The 10-day Market Profiles for the two precious metals therefore lack sally. Be it Gold (below left) or be it Silver (below right), being "below" resistance seems the appropriate preposition:
Below which, in turn, we've The Gold Stack:
The Gold Stack
Gold's Value per Dollar Debasement, (from our opening "Scoreboard"): 4024
Gold’s All-Time Intra-Day High: 2089 (07 August 2020)
2022's High: 2079 (08 March)
Gold’s All-Time Closing High: 2075 (06 August 2020)
The Weekly Parabolic Price to flip Long: 1914
The Gateway to 2000: 1900+
Structural Support Zone: 1854-1779
10-Session “volume-weighted” average price magnet: 1838
The 300-Day Moving Average: 1834 and rising
Trading Resistance: per the Profile, notably 1832-1845
Gold Currently: 1828, (expected daily trading range ["EDTR"]: 28 points)

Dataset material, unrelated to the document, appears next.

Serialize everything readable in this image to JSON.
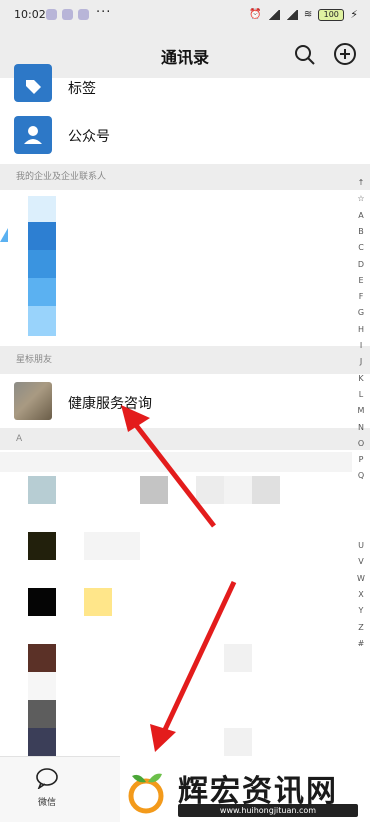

Trading Support: none of note by the Profile
10-Session directional range: down to 1806 (from 1883) = -77 points or -4.1%
The Final Frontier: 1800-1900
The Northern Front: 1800-1750
2022's Low: 1779 (28 January)
On Maneuvers: 1750-1579
The Floor: 1579-1466
Le Sous-sol: Sub-1466
The Support Shelf: 1454-1434
Base Camp: 1377
The 1360s Double-Top: 1369 in Apr '18 preceded by 1362 in Sep '17
Neverland: The Whiny 1290s
The Box: 1280-1240
To wrap for this week, we oft have fun with the foibles of the FinMedia, both analytically and certainly with respect to accuracy. Regular readers may recall our referring multiple times during 2019 to the writers' pool at the once mighty Barron's as now being populated by children. And without further ado, here we go again, thank you Dow Jones Newswires; (make sure you've swallowed that which you're drinking, lest you spew it whilst laughing): "Economists have sharply raised the probability of a recession, now putting it at a level usually seen only on the brink of or during recessions."
Seriously. Now get serious and grab some Gold!
The Gold Update by Mark Mead Baillie --- 658th Edition --- Monte-Carlo --- 25 June 2022 (published each Saturday) --- www.deMeadville.com